Sotheby’s Sells Giacometti for Record $104.3 MillionFebruary 8, 2010
From the wsj.com (February 3, 2010)
A 1960 Alberto Giacometti sculpture sold for £65 million ($104.3 million) at Sotheby’s, setting a record price for a work of art at auction and signaling a potential resurgence in the art market.
In a tense contest at the company’s London salesroom, bidding on the spindly bronze “Walking Man I” began at £12 million and quickly escalated, with roughly 10 bidders vying for the sculpture. The winner bid over the telephone and chose to remain anonymous.
The sale breaks the previous $104.2 million auction record, set six years ago at Sotheby’s, for Pablo Picasso’s 1906 portrait “Boy With a Pipe,” whose buyer remains unknown.
The lofty price for the Giacometti work came as a surprise to Sotheby’s, which had expected the sculpture to sell for around one-fourth of the final price. David Nahmad, a Monte Carlo-based art dealer who vied unsuccessfully for the Giacometti sculpture, said the sale shows that after a weak year, the wealthy are once again “parking their cash in art.”
The six-foot-tall bronze depicts a wiry man in mid-stride, his right foot jutting forward, his head erect and his arms hanging at his side.
Giacometti, a Swiss modern master known for his haunting sculptures of blank-face Everymen, cast the work 50 years ago as part of a commission to plant several of his bronze figures outside Chase Manhattan Bank in New York City’s financial district. The artist famously struggled with the project and eventually abandoned the commission. But he later cast stand-alone versions of some of the planned sculptures, including “Walking Man I.”

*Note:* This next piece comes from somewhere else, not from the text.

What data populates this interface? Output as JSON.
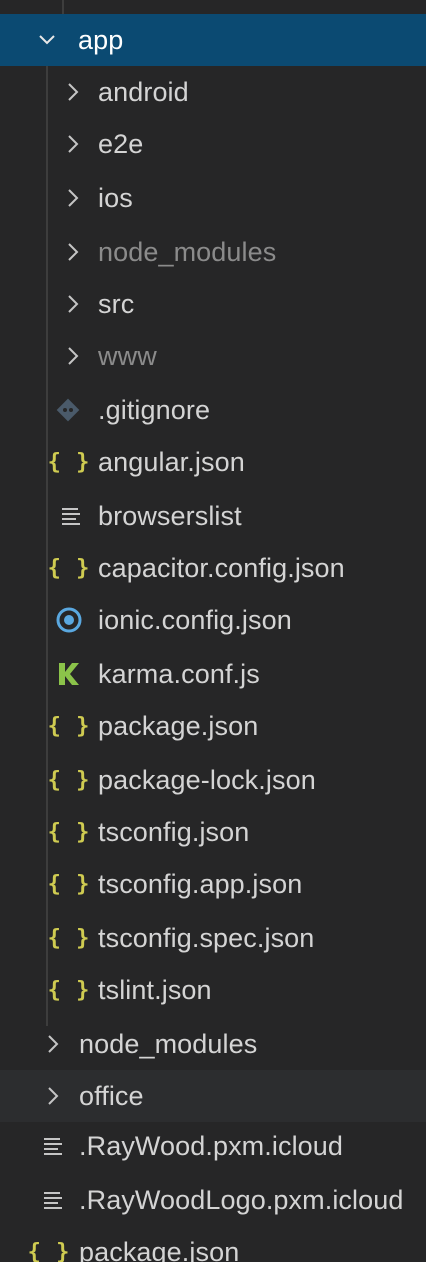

The steep run-up in bidding for the Giacometti Wednesday was likely aided by two factors: the work’s large size and the artist’s popularity among buyers from Russia and the Middle East. His nearly nine-foot-tall figure of a woman, “Big Standing Woman II,” sold at Christie’s in May 2008 for $27.4 million, but dealers say his oversize sculptures of men are even more coveted. “Walking Man I” is three times taller than the “Toppling Man” sculpture that Sotheby’s sold in November for $19.3 million.
Dealers say the surge in casts of Giacometti’s works made after his death in 1966 also has made works crafted during the artist’s lifetime like “Walking Man I” more valuable. New York art dealer Marc Glimcher said the price for “Walking Man I” also might simply reflect the tenacity of the final two bidders: “Above $50 million, the fight for any artwork goes from love to a grudge match.”
Giacometti is a new favorite of Russian collectors like billionaire business magnate Roman Abramovich, but a person familiar with the matter said that Mr. Abramovich wasn’t the buyer of “Walking Man I.” Mr. Abramovich caused a stir at the Swiss art fair Art Basel two summers ago when he bought one of the artist’s 1956 bronze figures of a woman from New York gallery Jan Krugier. That work had an asking price of around $14 million.
“Walking Man I” was being sold by Commerzbank AG, which inherited the work when it took over Dresdner Bank, and its corporate art collection, last year. Commerzbank says it plans to use the proceeds to fund philanthropic endeavors.
The record sale came during Sotheby’s auction Wednesday of Impressionist and modern art. The total sale brought in $234.6 million, topping rival Christie’s $122.9 million sale on Tuesday.
Highlights from the Sotheby’s sale included Gustav Klimt’s leafy 1913 landscape, “Church in Cassone (Landscape with Cypresses),” which sold for $43.2 million. Paul Cézanne’s smoky-colored still life, “Pichet et fruits sur une table,” sold for $18.9 million. And Henri Matisse’s portrait of a woman draped in a lacey shawl and lying on a sofa, “Femme couchée” sold to an unnamed American collector for $7 million.